(Beginning of Extracted material)

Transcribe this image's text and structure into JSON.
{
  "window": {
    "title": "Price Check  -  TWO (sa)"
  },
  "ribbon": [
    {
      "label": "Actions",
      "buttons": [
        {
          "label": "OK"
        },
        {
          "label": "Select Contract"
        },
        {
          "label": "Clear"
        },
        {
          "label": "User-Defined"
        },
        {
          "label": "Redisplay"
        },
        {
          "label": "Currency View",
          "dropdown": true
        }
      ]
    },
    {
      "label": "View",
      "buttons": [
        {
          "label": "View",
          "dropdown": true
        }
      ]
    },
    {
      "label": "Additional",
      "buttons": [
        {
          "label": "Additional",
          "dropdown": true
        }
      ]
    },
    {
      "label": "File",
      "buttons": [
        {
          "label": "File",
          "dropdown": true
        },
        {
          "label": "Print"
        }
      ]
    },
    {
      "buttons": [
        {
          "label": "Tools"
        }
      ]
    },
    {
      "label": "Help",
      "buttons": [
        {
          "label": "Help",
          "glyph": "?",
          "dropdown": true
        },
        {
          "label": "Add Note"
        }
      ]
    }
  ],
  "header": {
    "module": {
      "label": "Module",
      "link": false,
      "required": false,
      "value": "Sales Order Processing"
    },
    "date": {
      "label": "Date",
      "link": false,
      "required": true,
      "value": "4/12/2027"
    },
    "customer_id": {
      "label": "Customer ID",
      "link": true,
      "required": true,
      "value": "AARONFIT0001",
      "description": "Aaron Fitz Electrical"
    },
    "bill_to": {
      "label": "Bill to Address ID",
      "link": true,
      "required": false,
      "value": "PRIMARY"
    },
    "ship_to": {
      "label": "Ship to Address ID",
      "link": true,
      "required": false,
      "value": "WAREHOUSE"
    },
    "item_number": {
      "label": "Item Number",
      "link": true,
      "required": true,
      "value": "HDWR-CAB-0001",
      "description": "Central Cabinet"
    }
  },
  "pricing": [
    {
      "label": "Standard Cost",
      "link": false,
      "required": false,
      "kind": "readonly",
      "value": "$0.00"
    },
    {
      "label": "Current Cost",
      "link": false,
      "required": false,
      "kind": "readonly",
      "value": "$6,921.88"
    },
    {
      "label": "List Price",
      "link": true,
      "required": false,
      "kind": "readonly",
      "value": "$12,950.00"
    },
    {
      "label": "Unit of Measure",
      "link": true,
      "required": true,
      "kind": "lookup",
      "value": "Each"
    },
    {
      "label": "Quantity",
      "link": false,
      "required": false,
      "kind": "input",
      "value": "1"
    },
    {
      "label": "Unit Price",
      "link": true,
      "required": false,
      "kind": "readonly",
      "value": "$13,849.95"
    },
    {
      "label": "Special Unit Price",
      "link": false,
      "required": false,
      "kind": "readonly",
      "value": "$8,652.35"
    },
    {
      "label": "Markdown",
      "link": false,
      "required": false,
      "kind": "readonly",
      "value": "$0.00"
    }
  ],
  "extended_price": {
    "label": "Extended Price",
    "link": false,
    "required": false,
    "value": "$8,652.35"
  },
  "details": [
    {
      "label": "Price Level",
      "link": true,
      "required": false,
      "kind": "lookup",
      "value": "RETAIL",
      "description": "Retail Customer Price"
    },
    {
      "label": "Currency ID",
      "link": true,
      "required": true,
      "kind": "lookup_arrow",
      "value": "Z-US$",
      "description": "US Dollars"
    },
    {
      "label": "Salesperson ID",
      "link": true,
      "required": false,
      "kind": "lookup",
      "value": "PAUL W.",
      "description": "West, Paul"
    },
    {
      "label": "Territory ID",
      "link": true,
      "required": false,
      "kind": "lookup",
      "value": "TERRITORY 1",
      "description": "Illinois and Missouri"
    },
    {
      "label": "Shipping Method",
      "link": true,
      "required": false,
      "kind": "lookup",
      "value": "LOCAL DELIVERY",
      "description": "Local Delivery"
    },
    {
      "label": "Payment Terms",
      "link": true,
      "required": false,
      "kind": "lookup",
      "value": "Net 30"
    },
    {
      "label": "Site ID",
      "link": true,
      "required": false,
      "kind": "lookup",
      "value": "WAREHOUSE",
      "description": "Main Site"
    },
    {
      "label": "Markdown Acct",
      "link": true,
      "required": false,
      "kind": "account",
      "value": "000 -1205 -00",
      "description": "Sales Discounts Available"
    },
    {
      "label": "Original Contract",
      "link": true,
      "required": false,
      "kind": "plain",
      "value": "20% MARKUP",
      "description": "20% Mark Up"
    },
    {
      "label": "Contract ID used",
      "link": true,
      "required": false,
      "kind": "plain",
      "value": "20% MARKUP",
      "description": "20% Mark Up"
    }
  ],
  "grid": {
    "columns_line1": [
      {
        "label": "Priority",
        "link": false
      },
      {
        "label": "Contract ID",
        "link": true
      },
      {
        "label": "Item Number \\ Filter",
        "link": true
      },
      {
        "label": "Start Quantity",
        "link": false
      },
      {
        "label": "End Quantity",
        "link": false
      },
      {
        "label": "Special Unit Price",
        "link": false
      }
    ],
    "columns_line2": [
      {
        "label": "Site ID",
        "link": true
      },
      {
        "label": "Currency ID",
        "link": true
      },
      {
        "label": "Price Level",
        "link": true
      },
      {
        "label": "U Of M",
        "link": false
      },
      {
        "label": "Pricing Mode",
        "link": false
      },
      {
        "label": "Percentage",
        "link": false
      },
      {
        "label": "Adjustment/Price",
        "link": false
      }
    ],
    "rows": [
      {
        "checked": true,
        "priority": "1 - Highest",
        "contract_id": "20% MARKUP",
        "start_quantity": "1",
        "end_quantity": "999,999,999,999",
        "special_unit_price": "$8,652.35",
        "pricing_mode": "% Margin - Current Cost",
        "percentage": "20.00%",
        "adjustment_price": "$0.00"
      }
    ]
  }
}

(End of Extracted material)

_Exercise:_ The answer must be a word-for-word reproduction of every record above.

_Answer for the task:_
Transcribe this image's text and structure into JSON.
{
  "window": {
    "title": "Price Check  -  TWO (sa)"
  },
  "ribbon": [
    {
      "label": "Actions",
      "buttons": [
        {
          "label": "OK"
        },
        {
          "label": "Select Contract"
        },
        {
          "label": "Clear"
        },
        {
          "label": "User-Defined"
        },
        {
          "label": "Redisplay"
        },
        {
          "label": "Currency View",
          "dropdown": true
        }
      ]
    },
    {
      "label": "View",
      "buttons": [
        {
          "label": "View",
          "dropdown": true
        }
      ]
    },
    {
      "label": "Additional",
      "buttons": [
        {
          "label": "Additional",
          "dropdown": true
        }
      ]
    },
    {
      "label": "File",
      "buttons": [
        {
          "label": "File",
          "dropdown": true
        },
        {
          "label": "Print"
        }
      ]
    },
    {
      "buttons": [
        {
          "label": "Tools"
        }
      ]
    },
    {
      "label": "Help",
      "buttons": [
        {
          "label": "Help",
          "glyph": "?",
          "dropdown": true
        },
        {
          "label": "Add Note"
        }
      ]
    }
  ],
  "header": {
    "module": {
      "label": "Module",
      "link": false,
      "required": false,
      "value": "Sales Order Processing"
    },
    "date": {
      "label": "Date",
      "link": false,
      "required": true,
      "value": "4/12/2027"
    },
    "customer_id": {
      "label": "Customer ID",
      "link": true,
      "required": true,
      "value": "AARONFIT0001",
      "description": "Aaron Fitz Electrical"
    },
    "bill_to": {
      "label": "Bill to Address ID",
      "link": true,
      "required": false,
      "value": "PRIMARY"
    },
    "ship_to": {
      "label": "Ship to Address ID",
      "link": true,
      "required": false,
      "value": "WAREHOUSE"
    },
    "item_number": {
      "label": "Item Number",
      "link": true,
      "required": true,
      "value": "HDWR-CAB-0001",
      "description": "Central Cabinet"
    }
  },
  "pricing": [
    {
      "label": "Standard Cost",
      "link": false,
      "required": false,
      "kind": "readonly",
      "value": "$0.00"
    },
    {
      "label": "Current Cost",
      "link": false,
      "required": false,
      "kind": "readonly",
      "value": "$6,921.88"
    },
    {
      "label": "List Price",
      "link": true,
      "required": false,
      "kind": "readonly",
      "value": "$12,950.00"
    },
    {
      "label": "Unit of Measure",
      "link": true,
      "required": true,
      "kind": "lookup",
      "value": "Each"
    },
    {
      "label": "Quantity",
      "link": false,
      "required": false,
      "kind": "input",
      "value": "1"
    },
    {
      "label": "Unit Price",
      "link": true,
      "required": false,
      "kind": "readonly",
      "value": "$13,849.95"
    },
    {
      "label": "Special Unit Price",
      "link": false,
      "required": false,
      "kind": "readonly",
      "value": "$8,652.35"
    },
    {
      "label": "Markdown",
      "link": false,
      "required": false,
      "kind": "readonly",
      "value": "$0.00"
    }
  ],
  "extended_price": {
    "label": "Extended Price",
    "link": false,
    "required": false,
    "value": "$8,652.35"
  },
  "details": [
    {
      "label": "Price Level",
      "link": true,
      "required": false,
      "kind": "lookup",
      "value": "RETAIL",
      "description": "Retail Customer Price"
    },
    {
      "label": "Currency ID",
      "link": true,
      "required": true,
      "kind": "lookup_arrow",
      "value": "Z-US$",
      "description": "US Dollars"
    },
    {
      "label": "Salesperson ID",
      "link": true,
      "required": false,
      "kind": "lookup",
      "value": "PAUL W.",
      "description": "West, Paul"
    },
    {
      "label": "Territory ID",
      "link": true,
      "required": false,
      "kind": "lookup",
      "value": "TERRITORY 1",
      "description": "Illinois and Missouri"
    },
    {
      "label": "Shipping Method",
      "link": true,
      "required": false,
      "kind": "lookup",
      "value": "LOCAL DELIVERY",
      "description": "Local Delivery"
    },
    {
      "label": "Payment Terms",
      "link": true,
      "required": false,
      "kind": "lookup",
      "value": "Net 30"
    },
    {
      "label": "Site ID",
      "link": true,
      "required": false,
      "kind": "lookup",
      "value": "WAREHOUSE",
      "description": "Main Site"
    },
    {
      "label": "Markdown Acct",
      "link": true,
      "required": false,
      "kind": "account",
      "value": "000 -1205 -00",
      "description": "Sales Discounts Available"
    },
    {
      "label": "Original Contract",
      "link": true,
      "required": false,
      "kind": "plain",
      "value": "20% MARKUP",
      "description": "20% Mark Up"
    },
    {
      "label": "Contract ID used",
      "link": true,
      "required": false,
      "kind": "plain",
      "value": "20% MARKUP",
      "description": "20% Mark Up"
    }
  ],
  "grid": {
    "columns_line1": [
      {
        "label": "Priority",
        "link": false
      },
      {
        "label": "Contract ID",
        "link": true
      },
      {
        "label": "Item Number \\ Filter",
        "link": true
      },
      {
        "label": "Start Quantity",
        "link": false
      },
      {
        "label": "End Quantity",
        "link": false
      },
      {
        "label": "Special Unit Price",
        "link": false
      }
    ],
    "columns_line2": [
      {
        "label": "Site ID",
        "link": true
      },
      {
        "label": "Currency ID",
        "link": true
      },
      {
        "label": "Price Level",
        "link": true
      },
      {
        "label": "U Of M",
        "link": false
      },
      {
        "label": "Pricing Mode",
        "link": false
      },
      {
        "label": "Percentage",
        "link": false
      },
      {
        "label": "Adjustment/Price",
        "link": false
      }
    ],
    "rows": [
      {
        "checked": true,
        "priority": "1 - Highest",
        "contract_id": "20% MARKUP",
        "start_quantity": "1",
        "end_quantity": "999,999,999,999",
        "special_unit_price": "$8,652.35",
        "pricing_mode": "% Margin - Current Cost",
        "percentage": "20.00%",
        "adjustment_price": "$0.00"
      }
    ]
  }
}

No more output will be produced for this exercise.